[Exercise input]

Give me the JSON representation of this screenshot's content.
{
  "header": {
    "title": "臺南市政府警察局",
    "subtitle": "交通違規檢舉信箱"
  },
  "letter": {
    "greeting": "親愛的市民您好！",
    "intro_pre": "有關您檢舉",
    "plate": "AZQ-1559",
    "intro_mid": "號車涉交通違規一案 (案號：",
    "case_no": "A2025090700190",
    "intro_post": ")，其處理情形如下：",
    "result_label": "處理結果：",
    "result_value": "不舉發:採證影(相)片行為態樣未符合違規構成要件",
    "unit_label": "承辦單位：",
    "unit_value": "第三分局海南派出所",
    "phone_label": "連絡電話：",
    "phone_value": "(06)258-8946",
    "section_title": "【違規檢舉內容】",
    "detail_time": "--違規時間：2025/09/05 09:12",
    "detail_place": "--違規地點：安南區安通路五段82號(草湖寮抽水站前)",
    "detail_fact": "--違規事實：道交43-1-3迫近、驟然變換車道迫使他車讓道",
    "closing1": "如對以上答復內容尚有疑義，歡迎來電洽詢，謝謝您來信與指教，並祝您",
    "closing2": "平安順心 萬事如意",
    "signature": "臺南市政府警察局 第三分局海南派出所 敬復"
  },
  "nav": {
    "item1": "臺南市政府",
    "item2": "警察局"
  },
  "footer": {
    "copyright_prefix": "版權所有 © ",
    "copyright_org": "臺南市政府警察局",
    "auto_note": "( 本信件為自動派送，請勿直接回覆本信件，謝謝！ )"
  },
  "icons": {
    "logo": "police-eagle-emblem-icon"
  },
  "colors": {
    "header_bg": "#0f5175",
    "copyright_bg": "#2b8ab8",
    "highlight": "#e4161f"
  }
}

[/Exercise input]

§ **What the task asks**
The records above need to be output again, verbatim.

§ **Task response**
Give me the JSON representation of this screenshot's content.
{
  "header": {
    "title": "臺南市政府警察局",
    "subtitle": "交通違規檢舉信箱"
  },
  "letter": {
    "greeting": "親愛的市民您好！",
    "intro_pre": "有關您檢舉",
    "plate": "AZQ-1559",
    "intro_mid": "號車涉交通違規一案 (案號：",
    "case_no": "A2025090700190",
    "intro_post": ")，其處理情形如下：",
    "result_label": "處理結果：",
    "result_value": "不舉發:採證影(相)片行為態樣未符合違規構成要件",
    "unit_label": "承辦單位：",
    "unit_value": "第三分局海南派出所",
    "phone_label": "連絡電話：",
    "phone_value": "(06)258-8946",
    "section_title": "【違規檢舉內容】",
    "detail_time": "--違規時間：2025/09/05 09:12",
    "detail_place": "--違規地點：安南區安通路五段82號(草湖寮抽水站前)",
    "detail_fact": "--違規事實：道交43-1-3迫近、驟然變換車道迫使他車讓道",
    "closing1": "如對以上答復內容尚有疑義，歡迎來電洽詢，謝謝您來信與指教，並祝您",
    "closing2": "平安順心 萬事如意",
    "signature": "臺南市政府警察局 第三分局海南派出所 敬復"
  },
  "nav": {
    "item1": "臺南市政府",
    "item2": "警察局"
  },
  "footer": {
    "copyright_prefix": "版權所有 © ",
    "copyright_org": "臺南市政府警察局",
    "auto_note": "( 本信件為自動派送，請勿直接回覆本信件，謝謝！ )"
  },
  "icons": {
    "logo": "police-eagle-emblem-icon"
  },
  "colors": {
    "header_bg": "#0f5175",
    "copyright_bg": "#2b8ab8",
    "highlight": "#e4161f"
  }
}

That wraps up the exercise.